Talking Ticks with Dr. Casey Kelley: Tick-Borne Disease and Mental Health
February Subject: Tick-Borne Disease and Mental Health
This month, our call for questions from the Lyme disease community focused on mental health. Below, Dr. Kelley answers your top questions.
Q: My anxiety seems to skyrocket when I am on certain treatment plans - could it be the spirochetes in my brain?
- Sarah, IL
Dr. Casey Kelley: Yes, Lyme disease and other tick-borne infections can infiltrate the central nervous system leading to neurological manifestations. Many psychiatric disorders - paranoia, dementia, anxiety, depression, OCD - are all linked to Lyme disease. These are symptoms of the infection and often refractory to normal antidepressant medications. As you treat these infections, it is common to have a herxheimer reaction or die-off reaction from the treatment. This causes a cytokine storm (and therefore inflammation) which can make your symptoms worse. Herxheimer support such as glutathione, charcoal, epsom salt baths, and other anti-inflammatories like turmeric can help these flare ups. Please be mindful if anxiety or depression are some of your main symptoms - talk to your doctor and family about action plans to have in place if these symptoms get intolerable and if you start to develop suicidal ideations.
Q: Can gluten and dairy cause inflammation in my brain, the same way that it does in my body? Is there something I can do to avoid the inflammation?
Dr. C.K.: Yes! There is plenty of scientific evidence linking gluten to brain inflammation (gluten encephalopathy), meaning gluten can cause neurologic symptoms - not just GI symptoms. Headaches are common, but it’s also been linked to depression, anxiety, as well as peripheral neuropathy, and ataxia. Dairy has less direct evidence, but is very inflammatory in and of itself and most people do better when they avoid it. To avoid this inflammation, it’s pretty simple (yet can be incredibly hard) - cut gluten and dairy out of your diet. I also suggest lowering your sugar intake as well.
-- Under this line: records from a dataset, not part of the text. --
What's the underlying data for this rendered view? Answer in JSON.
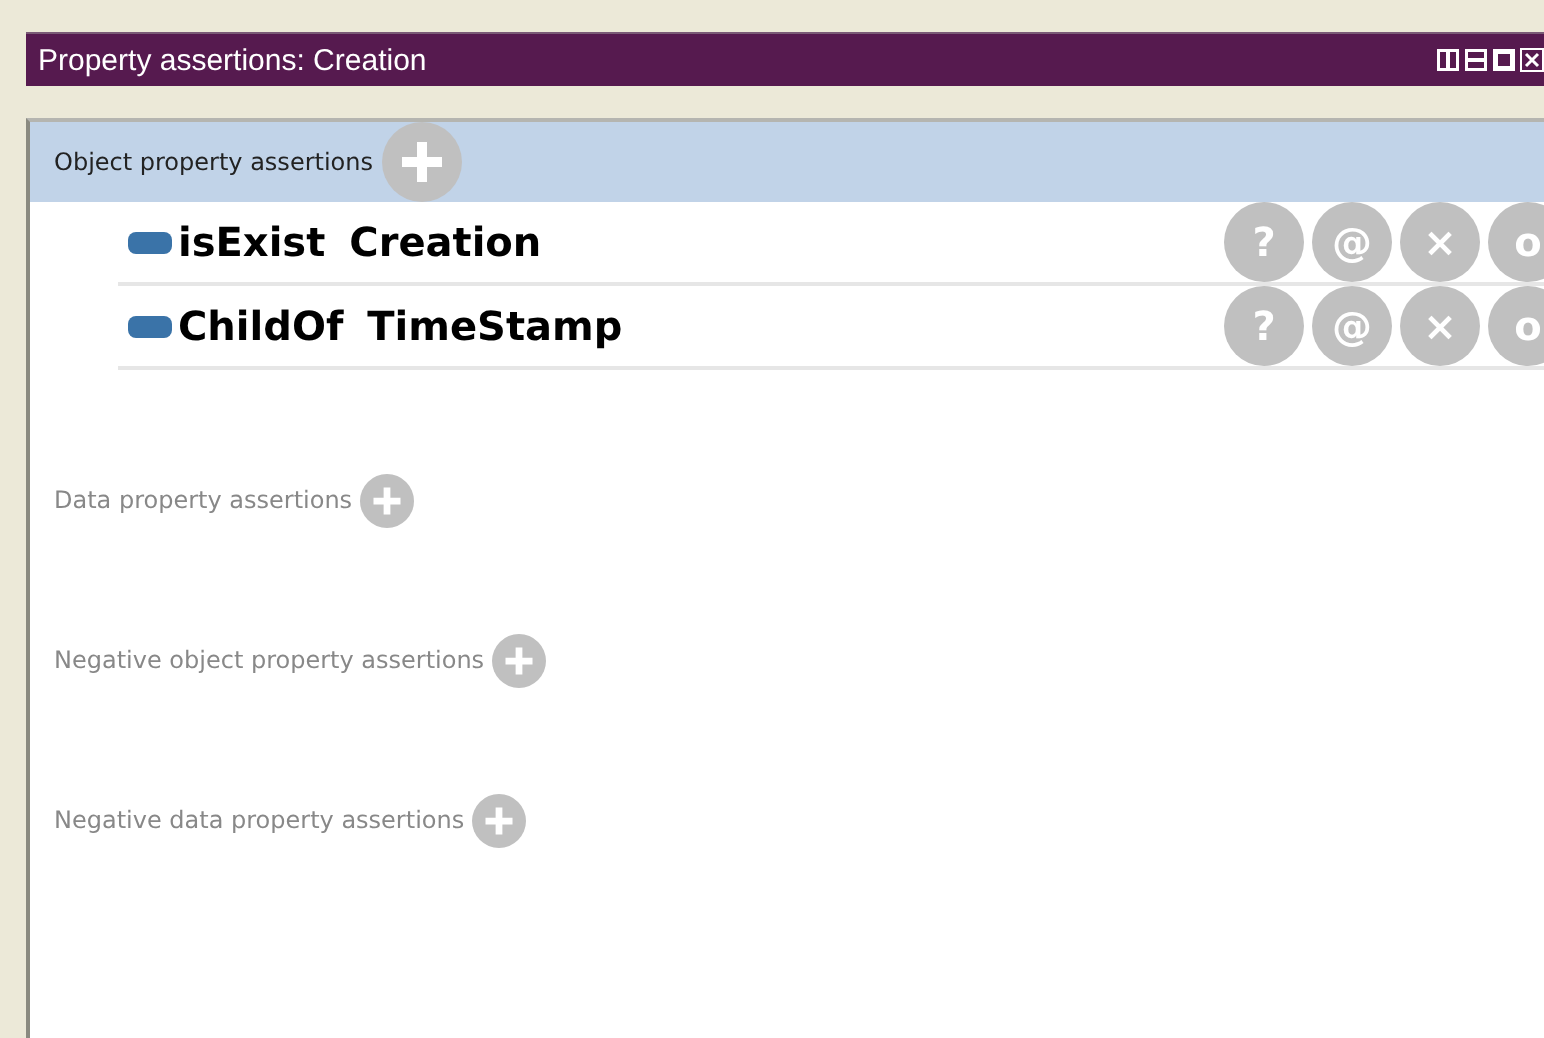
{
  "window": {
    "title": "Property assertions: Creation"
  },
  "sections": [
    {
      "label": "Object property assertions",
      "selected": true,
      "rows": [
        {
          "property": "isExist",
          "value": "Creation",
          "actions": [
            "?",
            "@",
            "×",
            "o"
          ]
        },
        {
          "property": "ChildOf",
          "value": "TimeStamp",
          "actions": [
            "?",
            "@",
            "×",
            "o"
          ]
        }
      ]
    },
    {
      "label": "Data property assertions",
      "selected": false
    },
    {
      "label": "Negative object property assertions",
      "selected": false
    },
    {
      "label": "Negative data property assertions",
      "selected": false
    }
  ]
}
Q: Do you ever notice a correlation between Lyme disease and mental health? I have never had mental health problems until I became symptomatic.
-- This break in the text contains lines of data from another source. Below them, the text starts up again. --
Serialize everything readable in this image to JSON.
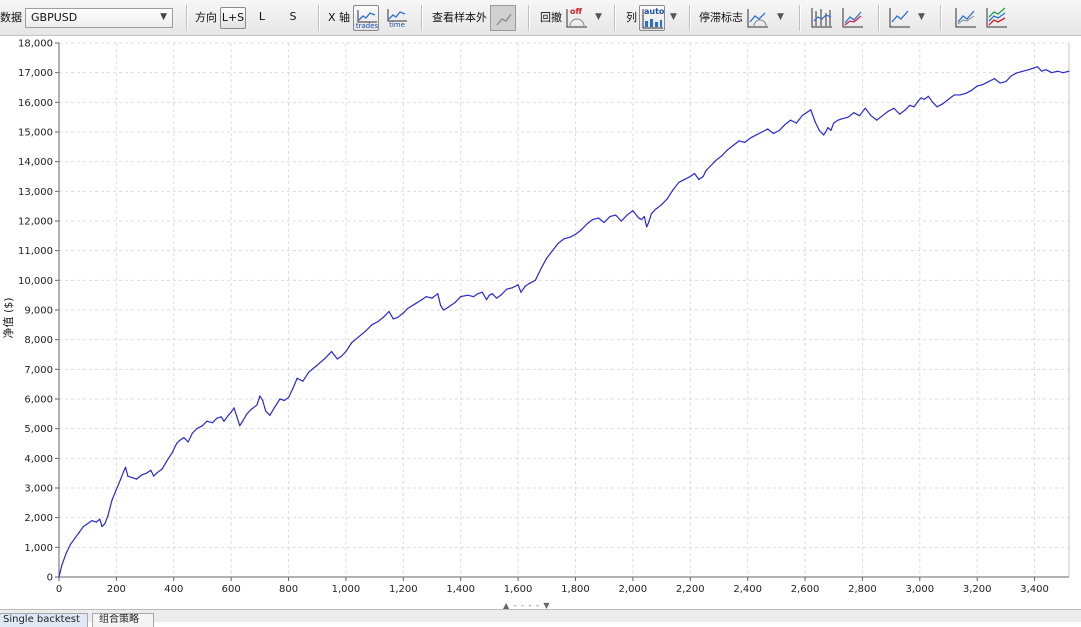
{
  "toolbar": {
    "data_label": "数据",
    "symbol_value": "GBPUSD",
    "direction_label": "方向",
    "direction_options": [
      "L+S",
      "L",
      "S"
    ],
    "xaxis_label": "X 轴",
    "xaxis_trades_label": "trades",
    "xaxis_time_label": "time",
    "out_of_sample_label": "查看样本外",
    "drawdown_label": "回撤",
    "drawdown_off_label": "off",
    "columns_label": "列",
    "columns_auto_label": "auto",
    "stagnation_label": "停滞标志"
  },
  "tabs": [
    "Single backtest",
    "组合策略"
  ],
  "chart_data": {
    "type": "line",
    "title": "",
    "xlabel": "",
    "ylabel": "净值 ($)",
    "xlim": [
      0,
      3520
    ],
    "ylim": [
      0,
      18000
    ],
    "x_ticks": [
      0,
      200,
      400,
      600,
      800,
      1000,
      1200,
      1400,
      1600,
      1800,
      2000,
      2200,
      2400,
      2600,
      2800,
      3000,
      3200,
      3400
    ],
    "x_tick_labels": [
      "0",
      "200",
      "400",
      "600",
      "800",
      "1,000",
      "1,200",
      "1,400",
      "1,600",
      "1,800",
      "2,000",
      "2,200",
      "2,400",
      "2,600",
      "2,800",
      "3,000",
      "3,200",
      "3,400"
    ],
    "y_ticks": [
      0,
      1000,
      2000,
      3000,
      4000,
      5000,
      6000,
      7000,
      8000,
      9000,
      10000,
      11000,
      12000,
      13000,
      14000,
      15000,
      16000,
      17000,
      18000
    ],
    "y_tick_labels": [
      "0",
      "1,000",
      "2,000",
      "3,000",
      "4,000",
      "5,000",
      "6,000",
      "7,000",
      "8,000",
      "9,000",
      "10,000",
      "11,000",
      "12,000",
      "13,000",
      "14,000",
      "15,000",
      "16,000",
      "17,000",
      "18,000"
    ],
    "grid": true,
    "line_color": "#2a2ad0",
    "series": [
      {
        "x": [
          0,
          10,
          25,
          40,
          55,
          70,
          85,
          100,
          115,
          130,
          142,
          150,
          160,
          170,
          185,
          200,
          215,
          225,
          232,
          240,
          255,
          270,
          290,
          305,
          320,
          330,
          340,
          360,
          375,
          395,
          410,
          420,
          435,
          450,
          465,
          480,
          500,
          515,
          535,
          550,
          565,
          575,
          590,
          600,
          610,
          630,
          640,
          655,
          670,
          690,
          700,
          710,
          720,
          735,
          750,
          770,
          785,
          800,
          815,
          830,
          850,
          870,
          895,
          925,
          950,
          970,
          985,
          1000,
          1020,
          1045,
          1070,
          1090,
          1110,
          1130,
          1150,
          1165,
          1180,
          1200,
          1215,
          1240,
          1265,
          1280,
          1300,
          1320,
          1330,
          1340,
          1350,
          1365,
          1380,
          1400,
          1425,
          1445,
          1460,
          1475,
          1490,
          1500,
          1510,
          1525,
          1540,
          1560,
          1580,
          1600,
          1610,
          1625,
          1640,
          1660,
          1680,
          1700,
          1720,
          1740,
          1760,
          1780,
          1800,
          1820,
          1840,
          1860,
          1880,
          1900,
          1920,
          1940,
          1960,
          1980,
          2000,
          2020,
          2030,
          2040,
          2048,
          2055,
          2065,
          2080,
          2100,
          2120,
          2140,
          2160,
          2180,
          2200,
          2215,
          2230,
          2245,
          2255,
          2270,
          2290,
          2310,
          2330,
          2350,
          2370,
          2390,
          2410,
          2430,
          2450,
          2470,
          2490,
          2510,
          2530,
          2550,
          2570,
          2590,
          2605,
          2620,
          2635,
          2650,
          2665,
          2672,
          2680,
          2690,
          2700,
          2715,
          2730,
          2750,
          2770,
          2790,
          2810,
          2830,
          2850,
          2870,
          2890,
          2910,
          2930,
          2950,
          2965,
          2980,
          2995,
          3005,
          3015,
          3030,
          3045,
          3060,
          3080,
          3100,
          3120,
          3140,
          3160,
          3180,
          3200,
          3220,
          3240,
          3260,
          3280,
          3300,
          3320,
          3340,
          3360,
          3380,
          3395,
          3410,
          3425,
          3440,
          3460,
          3480,
          3500,
          3520
        ],
        "y": [
          0,
          400,
          800,
          1100,
          1300,
          1500,
          1700,
          1800,
          1900,
          1850,
          1950,
          1700,
          1800,
          2050,
          2600,
          2950,
          3300,
          3550,
          3700,
          3400,
          3350,
          3300,
          3450,
          3500,
          3600,
          3400,
          3500,
          3650,
          3900,
          4200,
          4500,
          4600,
          4700,
          4550,
          4850,
          5000,
          5100,
          5250,
          5200,
          5350,
          5400,
          5250,
          5450,
          5550,
          5700,
          5100,
          5250,
          5500,
          5650,
          5800,
          6100,
          5950,
          5600,
          5450,
          5700,
          6000,
          5950,
          6050,
          6350,
          6700,
          6600,
          6900,
          7100,
          7350,
          7600,
          7350,
          7450,
          7600,
          7900,
          8100,
          8300,
          8500,
          8600,
          8750,
          8950,
          8700,
          8750,
          8900,
          9050,
          9200,
          9350,
          9450,
          9400,
          9550,
          9150,
          9000,
          9050,
          9150,
          9250,
          9450,
          9500,
          9450,
          9550,
          9600,
          9350,
          9500,
          9550,
          9400,
          9500,
          9700,
          9750,
          9850,
          9600,
          9800,
          9900,
          10000,
          10400,
          10750,
          11000,
          11250,
          11400,
          11450,
          11550,
          11700,
          11900,
          12050,
          12100,
          11950,
          12150,
          12200,
          12000,
          12200,
          12350,
          12100,
          12050,
          12150,
          11800,
          11950,
          12250,
          12400,
          12550,
          12750,
          13050,
          13300,
          13400,
          13500,
          13600,
          13400,
          13500,
          13700,
          13850,
          14050,
          14200,
          14400,
          14550,
          14700,
          14650,
          14800,
          14900,
          15000,
          15100,
          14950,
          15050,
          15250,
          15400,
          15300,
          15550,
          15650,
          15750,
          15350,
          15050,
          14900,
          15000,
          15150,
          15050,
          15300,
          15400,
          15450,
          15500,
          15650,
          15550,
          15800,
          15550,
          15400,
          15550,
          15700,
          15800,
          15600,
          15750,
          15900,
          15850,
          16050,
          16150,
          16100,
          16200,
          16000,
          15850,
          15950,
          16100,
          16250,
          16250,
          16300,
          16400,
          16550,
          16600,
          16700,
          16800,
          16650,
          16700,
          16900,
          17000,
          17050,
          17100,
          17150,
          17200,
          17050,
          17100,
          17000,
          17050,
          17000,
          17050
        ]
      }
    ]
  }
}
- Hannah, CO
Dr. C.K.: Yes - this goes back to the first question. I will often see the only or main manifestation of tick-borne infections be psychiatric in nature such as new onset anxiety one has never experienced before, depersonalization, or OCD tendencies. But it’s also important to touch on how isolating and debilitating these misunderstood illnesses and can be. Not having support from your family and/or doctors will add to declining mental health and it’s important to seek out support and ask for help when needed. Addressing the psychological toll of these illnesses is an important part to the healing process.
As always, Dr. Kelley and Alex Moresco recommend wearing insect repellent with Picaridin 20%, the safe and effective alternative to DEET. Picaridin is safe to apply directly to skin every day for adults, children over the age of 1 and women who are pregnant. It protects against ticks and mosquitos for 12 hours, has a non-greasy feel and is non-corrosive, so it’s also safe for clothing and gear. Ranger Ready Repellents with Picaridin 20% has an even better user experience with four different scents of Picaridin insect repellent: Scent Zero, Amber, Ranger Orange, and Night Sky.